The Perfect Storm

R. B. Laughlin
Korea Advanced Institute for Science and Technology
373 Guseong-dong, Yuseong-gu, Daejeon 305-711, Republic of Korea

Chosun Ilbo, September 30, 2005

Rain in San Francisco, my long-term home, comes only in winter in the form of great Pacific storms. These are somewhat like typhoons in Korea, except colder. A slight wind picks up, turns about to the south and strengthens. The sky to the west darkens, the trees begin to sway and the wind chimes start clanging. Then the rain begins, first hesitatingly and then more and more until its pounding on the roof drowns out other sound. The downpour continues for many hours, during which it is wise to stay home. I enjoy the chaos and violence of these storms, and miss them living here in Asia.

Right now a great Pacific storm is bearing down on Japan, the US and Korea: the controversy of university incorporation. Here in Korea it has been gathering for over a year, and is at the moment of great blowing and warning just before the rain begins. On September 21, 2005, Minister of Education Kim, Jin-pyo announced to the University Management Diversity and Competence Committee that "... We will incorporate the competent universities. If Seoul National University raises the tuition level to that of private universities, its financial condition will be improved." There was immense public outcry---although not by everyone.

I have observed storms of this nature sweeping across the US, often repeatedly, and so am less concerned about it than most Koreans I know, who view it as an embarrassing domestic political problem. It isn't that. It's a natural and necessary consequence of a country's transition to the information age. In advanced knowledge economies, we make our living by preventing our competition from acquiring knowledge. This means that knowledge in such economies must be property, and therefore that knowledge cannot be given away free. This idea is exactly opposite from the usual liberal theory of education, which is why the transition to the new model is so stormy.

Most savvy parents in Korea already understand this principle, although they rarely talk about it openly. The struggle of a parent to get his or her child into the "best schools" is, in large measure, a strategy to get the child proprietary knowledge that other children don't get. That is why the struggle is so fierce. But the clear implication is that the benefit of education to the state is largely fictional, and that the true beneficiaries of successful education are parents.
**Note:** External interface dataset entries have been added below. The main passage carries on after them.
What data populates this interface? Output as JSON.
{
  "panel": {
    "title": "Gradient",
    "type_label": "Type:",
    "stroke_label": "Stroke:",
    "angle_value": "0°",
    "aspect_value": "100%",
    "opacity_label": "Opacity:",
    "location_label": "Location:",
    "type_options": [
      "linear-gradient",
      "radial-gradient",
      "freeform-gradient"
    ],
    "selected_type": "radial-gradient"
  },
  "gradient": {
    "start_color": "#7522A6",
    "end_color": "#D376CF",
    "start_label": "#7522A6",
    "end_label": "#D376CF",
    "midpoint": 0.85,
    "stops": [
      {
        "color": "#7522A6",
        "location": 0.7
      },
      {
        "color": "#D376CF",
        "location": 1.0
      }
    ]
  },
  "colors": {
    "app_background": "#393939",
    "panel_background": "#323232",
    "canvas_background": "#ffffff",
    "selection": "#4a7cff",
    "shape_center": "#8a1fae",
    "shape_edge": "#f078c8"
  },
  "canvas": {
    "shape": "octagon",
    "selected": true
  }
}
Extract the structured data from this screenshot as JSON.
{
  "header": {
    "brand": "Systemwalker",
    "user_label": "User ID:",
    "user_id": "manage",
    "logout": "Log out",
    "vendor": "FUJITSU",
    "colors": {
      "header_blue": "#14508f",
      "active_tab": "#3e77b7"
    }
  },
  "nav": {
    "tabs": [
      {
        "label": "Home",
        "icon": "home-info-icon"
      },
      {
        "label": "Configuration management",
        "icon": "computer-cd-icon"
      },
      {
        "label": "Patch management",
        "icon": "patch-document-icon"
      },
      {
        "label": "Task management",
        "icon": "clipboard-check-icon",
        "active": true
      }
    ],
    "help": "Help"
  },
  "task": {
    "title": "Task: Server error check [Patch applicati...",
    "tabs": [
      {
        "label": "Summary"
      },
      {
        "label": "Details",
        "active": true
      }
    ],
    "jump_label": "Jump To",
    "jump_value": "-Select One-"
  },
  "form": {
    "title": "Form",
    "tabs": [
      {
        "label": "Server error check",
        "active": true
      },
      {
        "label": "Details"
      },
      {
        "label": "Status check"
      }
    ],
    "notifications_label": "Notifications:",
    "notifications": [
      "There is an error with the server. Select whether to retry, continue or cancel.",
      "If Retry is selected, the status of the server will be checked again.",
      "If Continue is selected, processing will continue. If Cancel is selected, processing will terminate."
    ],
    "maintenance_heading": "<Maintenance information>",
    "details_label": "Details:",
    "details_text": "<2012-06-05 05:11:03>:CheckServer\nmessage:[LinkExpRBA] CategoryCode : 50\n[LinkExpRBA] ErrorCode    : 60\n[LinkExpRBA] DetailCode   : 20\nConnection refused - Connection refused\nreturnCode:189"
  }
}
What is wrong with just continuing on with the public university model as we have known it? Simply that, in this new environment, the weakness of its buyer-seller relationship causes its educational product to devalue over time. Our knowledge economy is, unfortunately, characterized by a vast oversupply of junk information, knowledge that has no economic value because it is not dear. Protected from the wrath of buyers, any educational institution tends to increase the fraction of junk knowledge in its portfolio over time because good knowledge is difficult and expensive to acquire. Government officials do their best to oppose this tendency, but they are always fighting a losing battle because civil service rules prevent them from threatening incomes, the only known way to motivate human beings to do difficult and unpleasant things.

Some people in Korea at the moment favor incorporating the "bad" universities while keeping the "good" universities public. My experience in the US tells me this cannot be in a democratic country. The reason is that a "good" university is, by definition, elite. That means the children of most voters can't attend. That means most voters don't like "good" universities. Education means a lot to them, and they will summarily vote out of office anyone who uses their taxes to pay to educate someone else's child. I think a lot about this problem because I am running an elite university at the moment. Yes, I am worried.

In the dry country on the other side of the ocean we value these storms, even though they are very frightening, because they bring the water we need to live. After they pass a startling transformation takes place: the air becomes cold and sweet in way that is difficult to describe, and the sky becomes a deep, cloudless blue. The few drops of water still clinging to the leaves glisten in the sun, the creeks run full once again, and the world sings.

[Copyright 2005 R. B. Laughlin. The author grants permission to copy, distribute, display, and perform this work in unaltered form, with attribution to the author, for noncommercial purposes only. All other rights, including commercial rights, are reserved to the author.]